Each line below with the string "lodging" should be copied.
——————
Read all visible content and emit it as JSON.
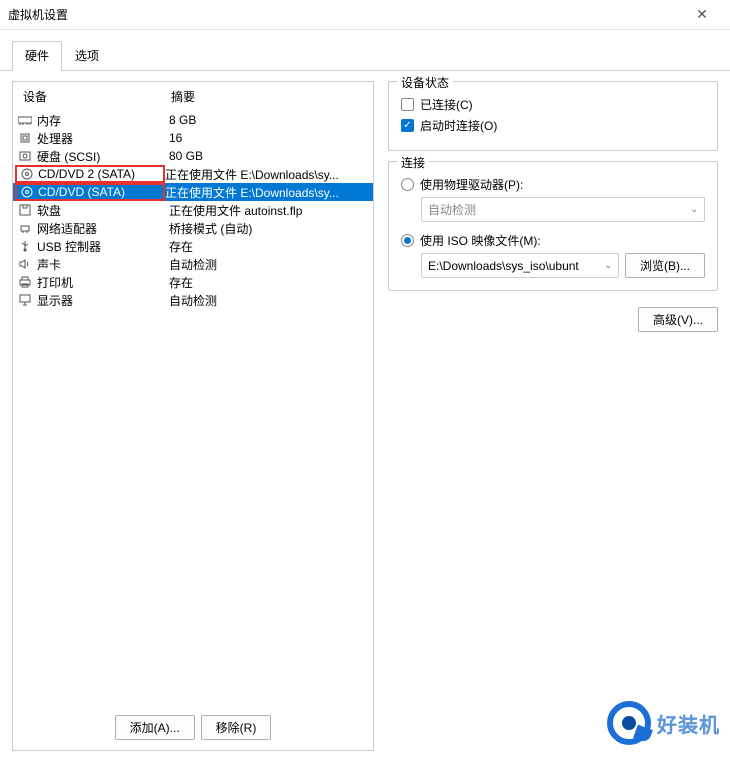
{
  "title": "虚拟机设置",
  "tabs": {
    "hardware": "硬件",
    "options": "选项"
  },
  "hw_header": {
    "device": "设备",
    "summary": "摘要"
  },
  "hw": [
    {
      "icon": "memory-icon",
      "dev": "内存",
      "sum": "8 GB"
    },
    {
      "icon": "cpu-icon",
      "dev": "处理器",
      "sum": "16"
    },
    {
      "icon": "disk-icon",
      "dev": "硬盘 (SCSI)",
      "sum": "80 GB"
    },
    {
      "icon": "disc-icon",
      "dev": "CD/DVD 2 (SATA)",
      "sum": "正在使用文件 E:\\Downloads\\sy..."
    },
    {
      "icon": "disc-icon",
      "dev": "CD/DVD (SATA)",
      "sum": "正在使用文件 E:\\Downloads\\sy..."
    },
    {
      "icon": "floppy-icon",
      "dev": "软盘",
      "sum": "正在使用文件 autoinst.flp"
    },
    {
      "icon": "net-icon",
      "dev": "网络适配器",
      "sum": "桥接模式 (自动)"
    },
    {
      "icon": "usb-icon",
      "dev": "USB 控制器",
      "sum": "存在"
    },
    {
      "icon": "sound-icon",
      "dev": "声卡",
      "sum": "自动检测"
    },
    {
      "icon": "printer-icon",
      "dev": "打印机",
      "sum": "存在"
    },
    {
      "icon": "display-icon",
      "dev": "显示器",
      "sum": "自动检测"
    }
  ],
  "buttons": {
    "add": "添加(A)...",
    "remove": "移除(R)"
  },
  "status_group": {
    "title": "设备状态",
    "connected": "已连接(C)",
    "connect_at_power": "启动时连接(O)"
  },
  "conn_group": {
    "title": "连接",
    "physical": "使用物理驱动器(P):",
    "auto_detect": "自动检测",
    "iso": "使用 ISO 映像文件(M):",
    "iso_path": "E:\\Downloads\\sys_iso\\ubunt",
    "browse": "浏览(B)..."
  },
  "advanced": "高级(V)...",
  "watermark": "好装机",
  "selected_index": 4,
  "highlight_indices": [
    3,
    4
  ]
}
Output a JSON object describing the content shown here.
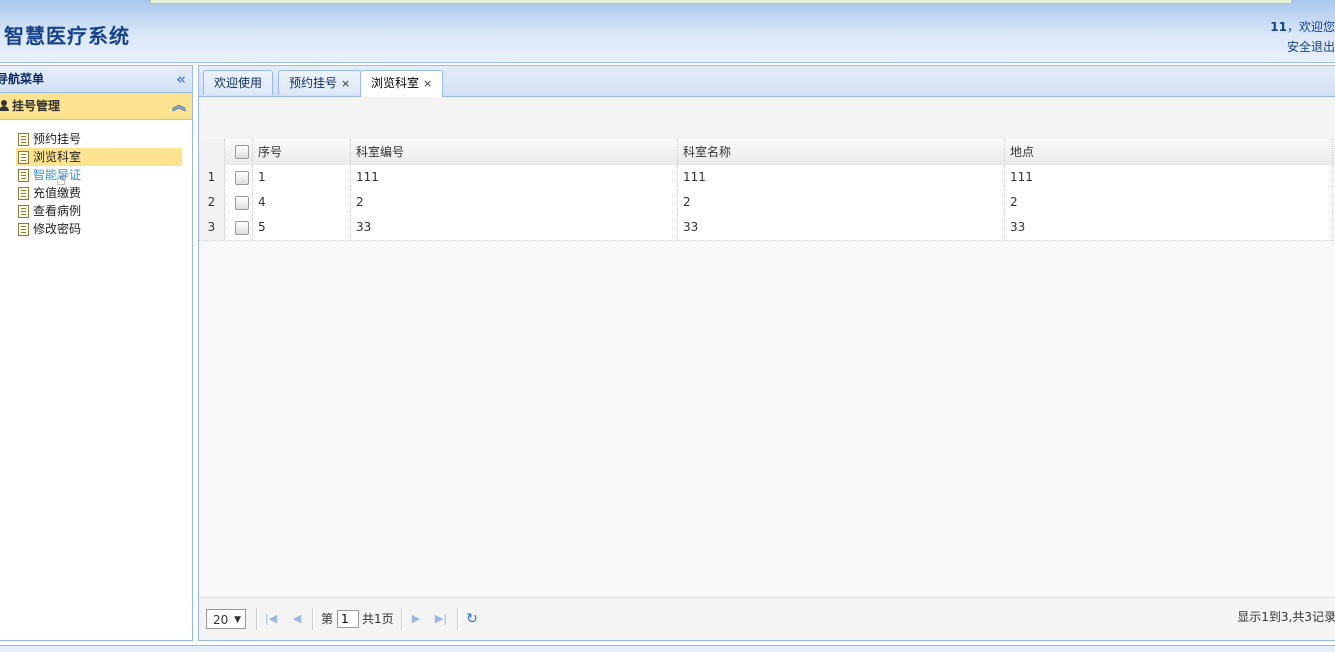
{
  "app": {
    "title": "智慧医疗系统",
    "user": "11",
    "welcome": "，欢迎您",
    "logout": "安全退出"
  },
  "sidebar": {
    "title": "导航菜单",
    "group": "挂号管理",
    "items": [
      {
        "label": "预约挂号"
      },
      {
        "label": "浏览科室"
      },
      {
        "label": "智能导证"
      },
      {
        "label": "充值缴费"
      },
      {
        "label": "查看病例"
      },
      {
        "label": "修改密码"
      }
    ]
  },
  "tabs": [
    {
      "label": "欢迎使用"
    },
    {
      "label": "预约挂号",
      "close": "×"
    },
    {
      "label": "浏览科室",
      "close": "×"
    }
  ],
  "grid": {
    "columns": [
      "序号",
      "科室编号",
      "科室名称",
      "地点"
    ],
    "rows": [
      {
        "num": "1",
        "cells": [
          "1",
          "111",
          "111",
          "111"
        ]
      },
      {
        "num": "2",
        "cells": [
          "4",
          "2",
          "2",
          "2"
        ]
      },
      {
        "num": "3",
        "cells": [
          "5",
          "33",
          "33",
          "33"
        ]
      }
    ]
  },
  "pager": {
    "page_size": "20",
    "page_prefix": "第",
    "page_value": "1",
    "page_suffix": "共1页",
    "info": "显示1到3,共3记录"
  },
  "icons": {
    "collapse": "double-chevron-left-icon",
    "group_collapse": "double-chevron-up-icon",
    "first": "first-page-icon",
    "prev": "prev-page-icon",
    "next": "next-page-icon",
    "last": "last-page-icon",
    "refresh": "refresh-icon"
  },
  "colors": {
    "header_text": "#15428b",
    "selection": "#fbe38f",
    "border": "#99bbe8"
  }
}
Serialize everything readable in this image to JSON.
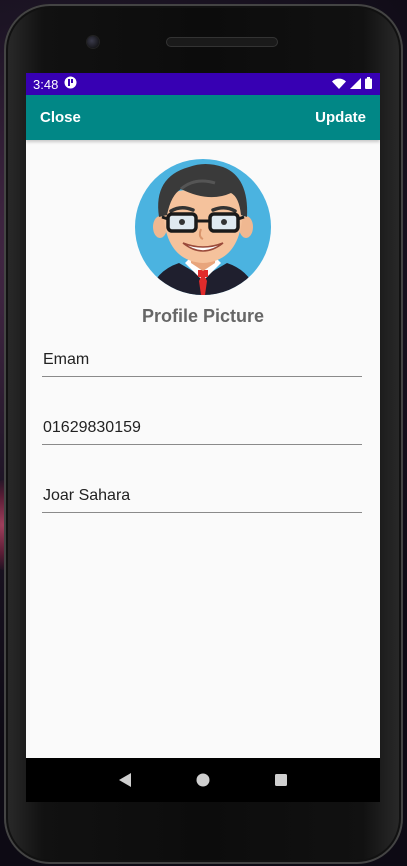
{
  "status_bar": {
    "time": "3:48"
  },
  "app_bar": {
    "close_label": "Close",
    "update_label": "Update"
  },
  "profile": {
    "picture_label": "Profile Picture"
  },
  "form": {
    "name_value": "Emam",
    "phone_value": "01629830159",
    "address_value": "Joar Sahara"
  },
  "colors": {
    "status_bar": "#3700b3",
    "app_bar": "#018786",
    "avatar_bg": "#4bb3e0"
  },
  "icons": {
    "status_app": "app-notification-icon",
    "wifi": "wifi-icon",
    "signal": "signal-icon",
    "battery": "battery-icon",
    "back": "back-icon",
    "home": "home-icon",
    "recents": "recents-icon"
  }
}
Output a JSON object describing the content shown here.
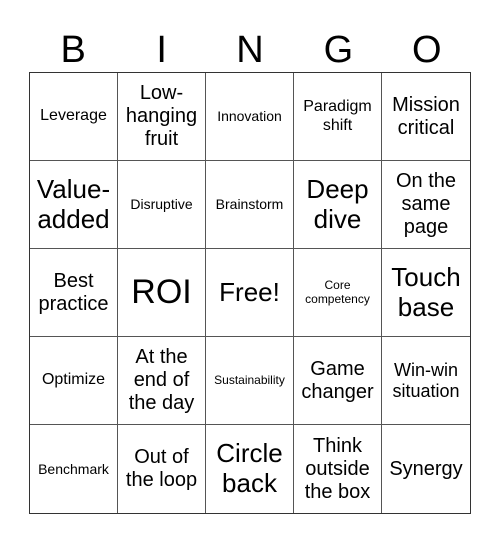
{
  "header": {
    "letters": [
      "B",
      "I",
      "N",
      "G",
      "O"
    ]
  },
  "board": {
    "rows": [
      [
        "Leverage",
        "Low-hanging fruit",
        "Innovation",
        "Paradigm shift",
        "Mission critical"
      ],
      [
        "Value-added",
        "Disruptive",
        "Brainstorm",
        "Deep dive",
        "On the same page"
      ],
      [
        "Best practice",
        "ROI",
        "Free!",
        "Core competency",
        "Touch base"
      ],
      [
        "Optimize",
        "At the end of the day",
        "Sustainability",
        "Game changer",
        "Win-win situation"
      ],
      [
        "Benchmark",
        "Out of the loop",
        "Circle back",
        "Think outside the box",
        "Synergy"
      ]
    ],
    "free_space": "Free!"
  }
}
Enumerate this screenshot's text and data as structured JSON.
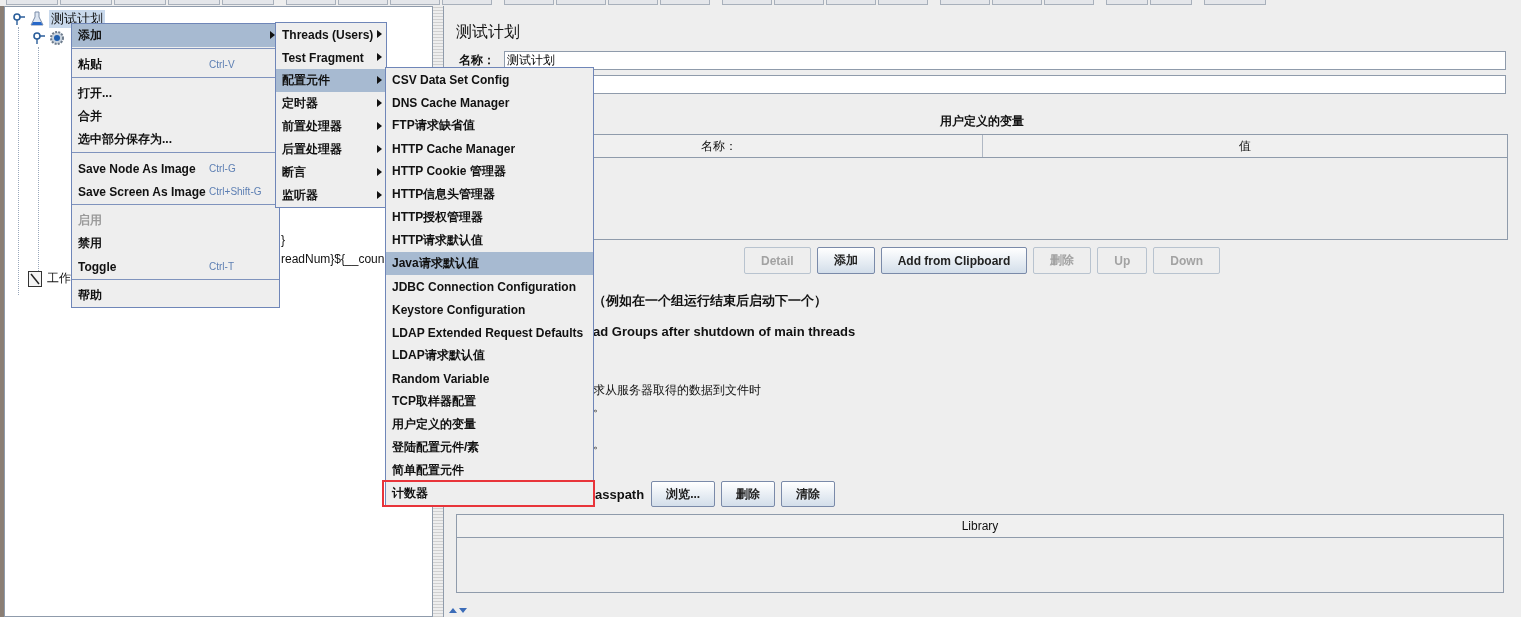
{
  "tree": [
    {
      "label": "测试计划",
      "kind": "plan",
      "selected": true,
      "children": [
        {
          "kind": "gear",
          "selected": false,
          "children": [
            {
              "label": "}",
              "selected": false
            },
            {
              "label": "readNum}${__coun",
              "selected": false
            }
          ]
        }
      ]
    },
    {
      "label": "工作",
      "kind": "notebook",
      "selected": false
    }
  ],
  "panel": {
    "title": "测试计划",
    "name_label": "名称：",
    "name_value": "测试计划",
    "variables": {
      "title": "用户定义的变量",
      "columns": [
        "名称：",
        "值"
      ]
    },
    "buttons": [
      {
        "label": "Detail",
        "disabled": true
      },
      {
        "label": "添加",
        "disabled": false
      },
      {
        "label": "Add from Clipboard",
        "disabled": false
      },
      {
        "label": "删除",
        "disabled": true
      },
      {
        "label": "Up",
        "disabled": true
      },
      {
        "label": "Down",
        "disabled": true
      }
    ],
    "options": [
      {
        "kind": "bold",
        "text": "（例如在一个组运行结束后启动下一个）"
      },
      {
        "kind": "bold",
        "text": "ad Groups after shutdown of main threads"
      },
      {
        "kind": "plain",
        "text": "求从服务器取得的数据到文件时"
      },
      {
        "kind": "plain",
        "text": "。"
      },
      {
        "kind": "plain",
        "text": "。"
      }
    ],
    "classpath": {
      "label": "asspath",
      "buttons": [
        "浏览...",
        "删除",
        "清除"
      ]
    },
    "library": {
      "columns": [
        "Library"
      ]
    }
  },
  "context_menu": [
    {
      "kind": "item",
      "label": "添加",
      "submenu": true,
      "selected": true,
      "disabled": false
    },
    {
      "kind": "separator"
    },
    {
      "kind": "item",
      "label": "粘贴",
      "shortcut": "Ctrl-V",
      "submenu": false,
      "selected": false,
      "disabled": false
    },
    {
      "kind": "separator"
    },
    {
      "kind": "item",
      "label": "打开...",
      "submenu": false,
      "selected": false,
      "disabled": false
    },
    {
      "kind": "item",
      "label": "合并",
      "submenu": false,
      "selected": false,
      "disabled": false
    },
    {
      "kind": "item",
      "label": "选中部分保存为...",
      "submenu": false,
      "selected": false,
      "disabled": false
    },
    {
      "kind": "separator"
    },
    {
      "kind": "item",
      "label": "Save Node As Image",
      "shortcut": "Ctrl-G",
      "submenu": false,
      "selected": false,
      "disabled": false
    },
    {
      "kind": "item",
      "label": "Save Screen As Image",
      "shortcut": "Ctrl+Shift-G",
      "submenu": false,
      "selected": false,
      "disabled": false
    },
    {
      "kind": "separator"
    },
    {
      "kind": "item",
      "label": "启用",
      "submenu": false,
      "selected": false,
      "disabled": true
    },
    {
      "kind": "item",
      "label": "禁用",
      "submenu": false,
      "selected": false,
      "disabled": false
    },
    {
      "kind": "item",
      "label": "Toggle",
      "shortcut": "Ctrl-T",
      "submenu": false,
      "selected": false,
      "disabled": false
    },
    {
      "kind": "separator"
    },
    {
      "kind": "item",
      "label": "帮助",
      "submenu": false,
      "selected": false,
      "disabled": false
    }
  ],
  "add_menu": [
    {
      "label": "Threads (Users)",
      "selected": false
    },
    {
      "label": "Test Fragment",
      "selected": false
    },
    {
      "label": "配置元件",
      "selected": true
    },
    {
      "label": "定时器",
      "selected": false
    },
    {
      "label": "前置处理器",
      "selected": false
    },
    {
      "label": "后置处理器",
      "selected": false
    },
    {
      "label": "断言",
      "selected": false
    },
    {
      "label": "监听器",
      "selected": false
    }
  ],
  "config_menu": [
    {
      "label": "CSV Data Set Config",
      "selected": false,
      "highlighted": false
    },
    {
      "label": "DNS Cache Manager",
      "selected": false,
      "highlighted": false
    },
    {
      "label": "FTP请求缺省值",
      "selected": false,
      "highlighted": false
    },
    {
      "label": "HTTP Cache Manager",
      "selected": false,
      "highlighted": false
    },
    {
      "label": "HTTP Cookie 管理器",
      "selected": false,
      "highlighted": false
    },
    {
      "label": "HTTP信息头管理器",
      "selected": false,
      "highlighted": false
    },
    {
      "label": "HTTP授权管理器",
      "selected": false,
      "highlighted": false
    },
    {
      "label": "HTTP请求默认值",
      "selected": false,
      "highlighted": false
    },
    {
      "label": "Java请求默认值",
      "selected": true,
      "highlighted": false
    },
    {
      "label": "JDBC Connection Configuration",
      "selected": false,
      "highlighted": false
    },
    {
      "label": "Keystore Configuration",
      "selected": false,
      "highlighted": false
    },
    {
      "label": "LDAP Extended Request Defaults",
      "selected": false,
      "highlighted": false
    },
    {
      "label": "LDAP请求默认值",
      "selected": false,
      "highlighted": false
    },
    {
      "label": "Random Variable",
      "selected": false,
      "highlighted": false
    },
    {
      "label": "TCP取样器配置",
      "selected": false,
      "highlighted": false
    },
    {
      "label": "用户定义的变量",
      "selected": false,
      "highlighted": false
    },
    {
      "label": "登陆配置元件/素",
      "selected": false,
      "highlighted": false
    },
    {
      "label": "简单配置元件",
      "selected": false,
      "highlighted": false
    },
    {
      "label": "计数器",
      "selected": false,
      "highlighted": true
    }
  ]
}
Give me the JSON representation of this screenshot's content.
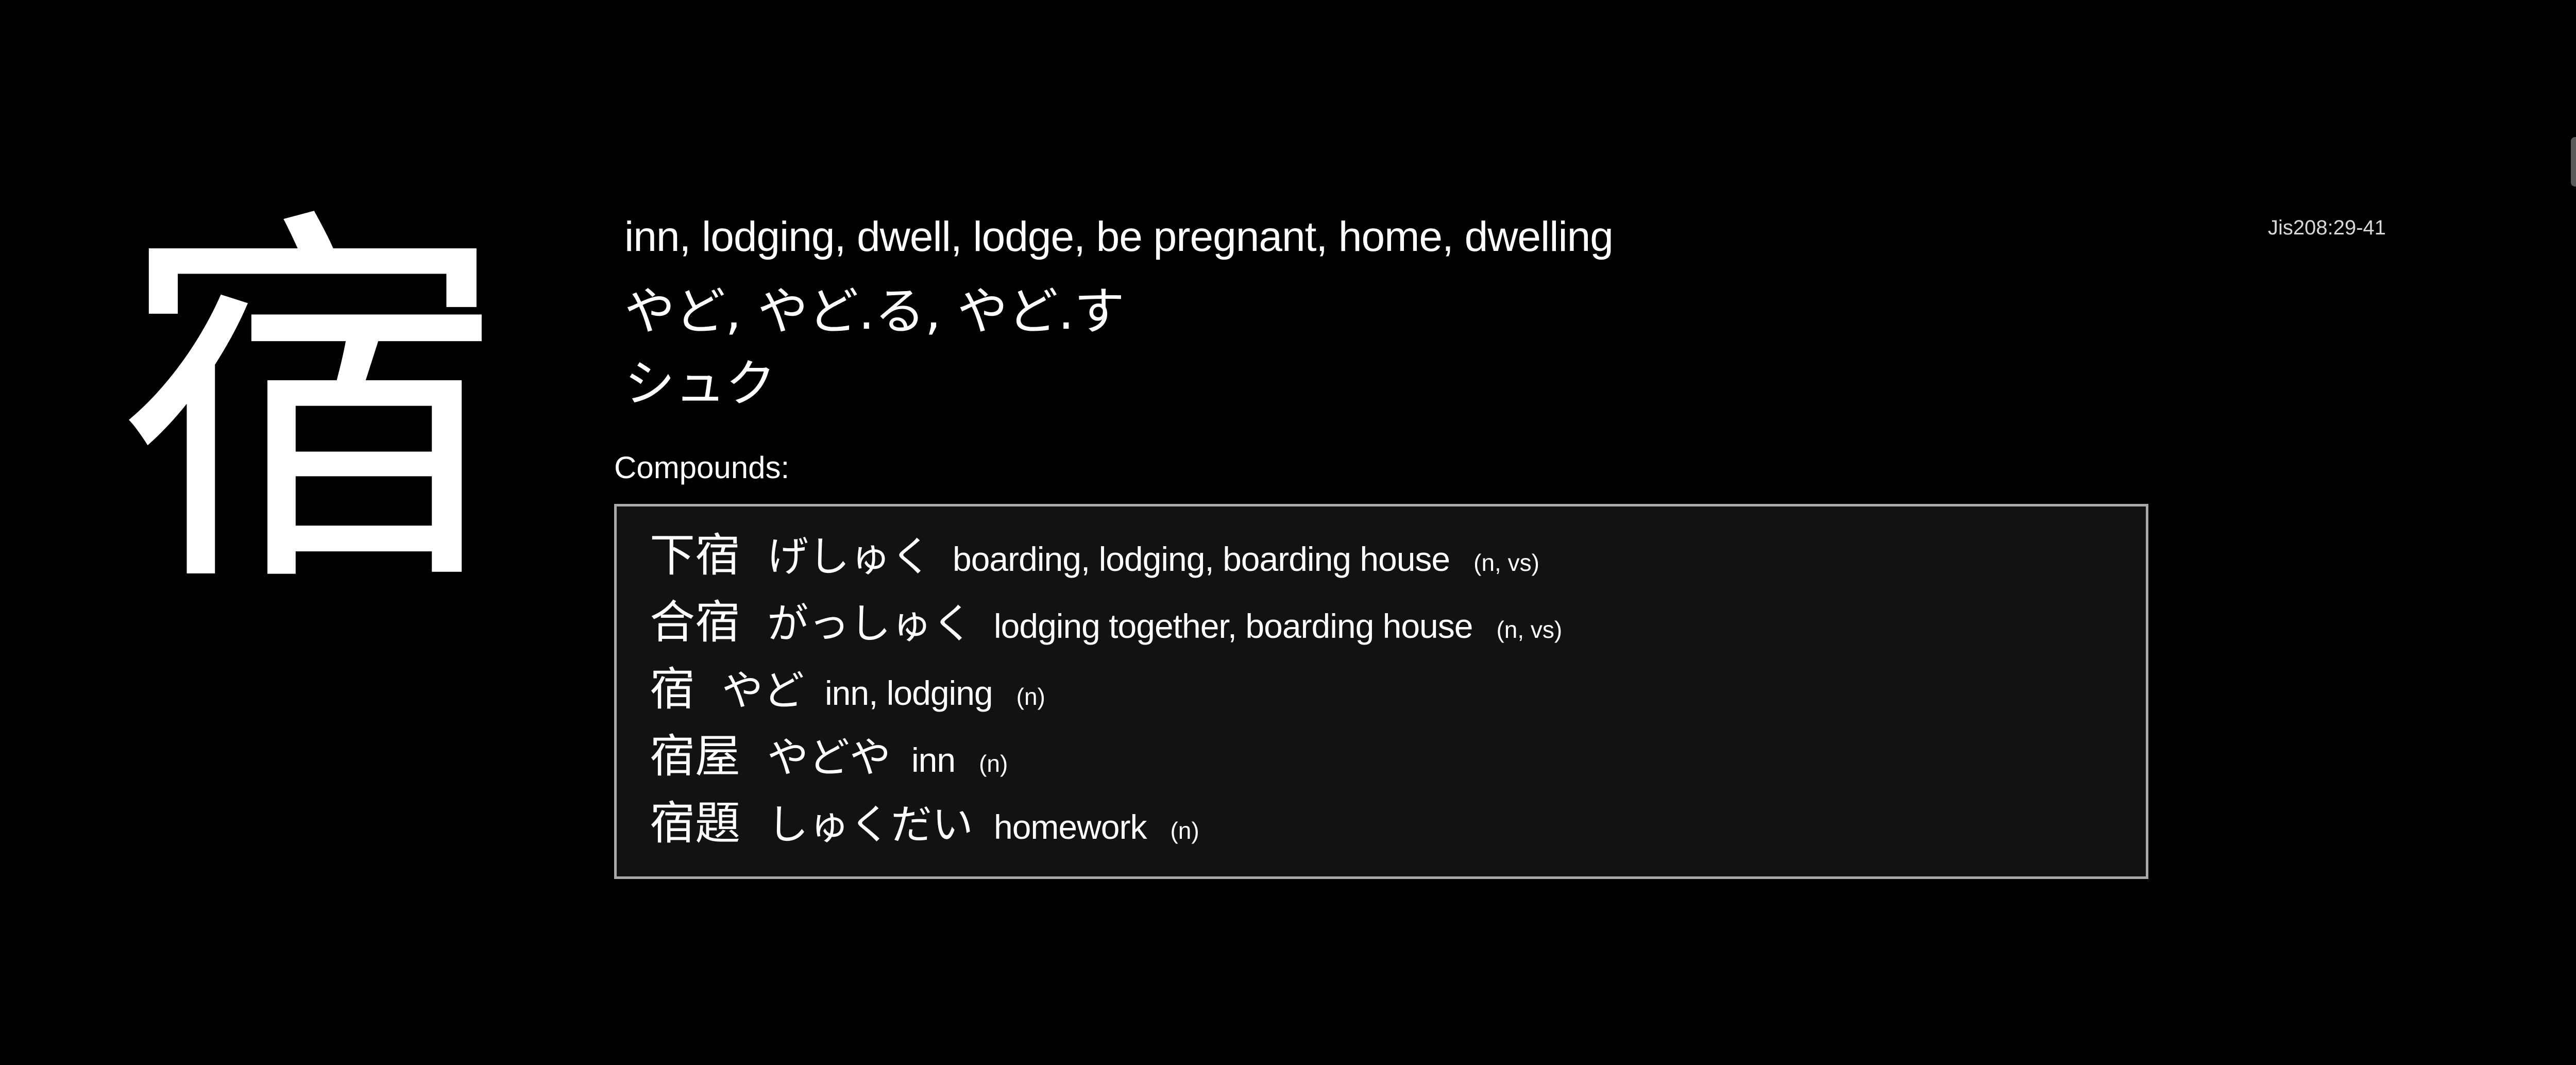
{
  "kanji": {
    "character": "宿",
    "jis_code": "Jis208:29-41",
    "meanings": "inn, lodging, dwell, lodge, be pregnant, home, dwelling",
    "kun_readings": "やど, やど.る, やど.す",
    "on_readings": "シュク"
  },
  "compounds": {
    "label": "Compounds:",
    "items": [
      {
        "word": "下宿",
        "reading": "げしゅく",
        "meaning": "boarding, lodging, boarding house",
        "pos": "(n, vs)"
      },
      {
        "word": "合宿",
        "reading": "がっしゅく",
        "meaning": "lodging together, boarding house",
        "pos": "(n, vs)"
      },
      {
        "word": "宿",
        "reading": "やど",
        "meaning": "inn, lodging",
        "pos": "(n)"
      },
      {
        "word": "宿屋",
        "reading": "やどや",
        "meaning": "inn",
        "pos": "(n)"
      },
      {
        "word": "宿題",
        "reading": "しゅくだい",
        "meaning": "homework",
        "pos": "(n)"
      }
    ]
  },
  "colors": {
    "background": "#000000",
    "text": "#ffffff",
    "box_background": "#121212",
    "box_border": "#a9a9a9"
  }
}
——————
_RESPONSE BOX_.
    "meanings": "inn, lodging, dwell, lodge, be pregnant, home, dwelling",
        "meaning": "boarding, lodging, boarding house",
        "meaning": "lodging together, boarding house",
        "meaning": "inn, lodging",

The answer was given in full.